Here at Sunbelt, one person sent a group email wondering what it was.  Someone else explained that it was dedicated to the birthday of Joan Miró.

It is so cool for a company to change their logo to commemorate the birthday of an artist who is not even known to most of the world (yes, he’s famous in art circles, but do you think the average person on the street would know who Joan Miró is?  Well, many do now).

What a good thing Google did today.  A lot of people learned a little more today about art, and a lot of people were introduced to a great artist of this century.  And that, I believe, is a good thing.

Anyway, some guy called Theodore Feder, who runs the Artists Rights Society, demanded that Google take the logo down. According to a story in the Merc (via techdirt):

“There are underlying copyrights to the works of Miro, and they are putting it up without having the rights,” said Theodore Feder, president of Artists Rights Society.

So Google complied and yanked the logo.

This begs the question:  If, as an artist, I were to be inspired by the style of Joan Miro, would I suddenly be in trouble?  It seems pretty clear to me that they didn’t steal his art.   (If you want to see what his art looked like, you can click here, or do a Google image search.)  But it just seems to me to be a representation of his art by a Google artist (granted, a very good representation of Joan Miró’s art).

So, is this an abuse of copyright law?  Or is Theodore Feder right?   Did Google go too far? 
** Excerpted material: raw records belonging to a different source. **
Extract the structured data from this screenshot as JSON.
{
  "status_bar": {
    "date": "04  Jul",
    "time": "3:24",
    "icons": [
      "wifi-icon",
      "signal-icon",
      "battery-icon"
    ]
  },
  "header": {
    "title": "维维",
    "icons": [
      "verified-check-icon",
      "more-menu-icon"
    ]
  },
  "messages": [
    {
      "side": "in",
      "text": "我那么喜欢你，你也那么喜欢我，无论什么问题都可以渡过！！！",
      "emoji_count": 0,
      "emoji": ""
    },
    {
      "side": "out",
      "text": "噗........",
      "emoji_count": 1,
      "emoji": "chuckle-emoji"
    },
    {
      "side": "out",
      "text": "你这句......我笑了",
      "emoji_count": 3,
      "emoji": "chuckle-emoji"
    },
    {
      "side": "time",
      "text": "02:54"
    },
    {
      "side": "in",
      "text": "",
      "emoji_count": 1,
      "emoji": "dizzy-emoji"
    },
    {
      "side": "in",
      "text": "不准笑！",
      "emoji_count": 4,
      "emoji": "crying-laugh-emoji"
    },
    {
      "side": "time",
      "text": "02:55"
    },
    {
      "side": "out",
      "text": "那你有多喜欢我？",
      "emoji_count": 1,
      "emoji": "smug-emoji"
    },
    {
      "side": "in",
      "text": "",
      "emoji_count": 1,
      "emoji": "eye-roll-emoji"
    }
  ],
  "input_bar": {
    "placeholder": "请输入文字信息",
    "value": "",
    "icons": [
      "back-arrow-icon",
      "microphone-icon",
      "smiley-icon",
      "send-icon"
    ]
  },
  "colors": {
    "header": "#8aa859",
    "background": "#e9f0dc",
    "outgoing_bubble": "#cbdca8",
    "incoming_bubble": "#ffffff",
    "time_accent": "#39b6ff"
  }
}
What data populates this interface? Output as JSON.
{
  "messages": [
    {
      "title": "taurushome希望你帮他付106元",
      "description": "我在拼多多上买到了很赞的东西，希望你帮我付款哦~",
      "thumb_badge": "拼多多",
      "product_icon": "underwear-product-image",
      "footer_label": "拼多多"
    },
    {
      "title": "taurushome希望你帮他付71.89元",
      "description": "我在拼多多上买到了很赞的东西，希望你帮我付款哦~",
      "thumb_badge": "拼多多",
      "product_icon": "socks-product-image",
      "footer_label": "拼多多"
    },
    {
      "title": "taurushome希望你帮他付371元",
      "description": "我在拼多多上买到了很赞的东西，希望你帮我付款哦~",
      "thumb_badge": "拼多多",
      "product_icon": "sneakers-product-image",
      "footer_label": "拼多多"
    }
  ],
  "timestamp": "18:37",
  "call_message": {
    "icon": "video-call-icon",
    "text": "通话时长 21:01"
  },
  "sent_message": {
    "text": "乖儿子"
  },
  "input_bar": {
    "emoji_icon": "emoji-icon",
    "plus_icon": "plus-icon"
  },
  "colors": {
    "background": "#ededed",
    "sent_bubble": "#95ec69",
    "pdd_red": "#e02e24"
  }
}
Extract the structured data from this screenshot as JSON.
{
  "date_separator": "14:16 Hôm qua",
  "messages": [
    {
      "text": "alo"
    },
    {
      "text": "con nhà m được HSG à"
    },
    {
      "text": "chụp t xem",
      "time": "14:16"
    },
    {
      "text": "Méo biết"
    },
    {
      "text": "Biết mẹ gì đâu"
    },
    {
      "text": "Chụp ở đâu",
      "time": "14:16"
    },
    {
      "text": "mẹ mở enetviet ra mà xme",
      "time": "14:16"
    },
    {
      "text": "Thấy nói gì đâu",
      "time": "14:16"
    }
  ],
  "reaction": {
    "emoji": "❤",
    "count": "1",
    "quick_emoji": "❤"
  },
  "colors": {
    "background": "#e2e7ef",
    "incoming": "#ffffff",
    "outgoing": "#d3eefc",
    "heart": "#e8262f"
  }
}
What about the benefits of spreading a bit more art and life into an Internet bombarded with crap and incessant ads for cars, dating sites and casinos — while respecting a great artist of our time?

Alex Eckelberry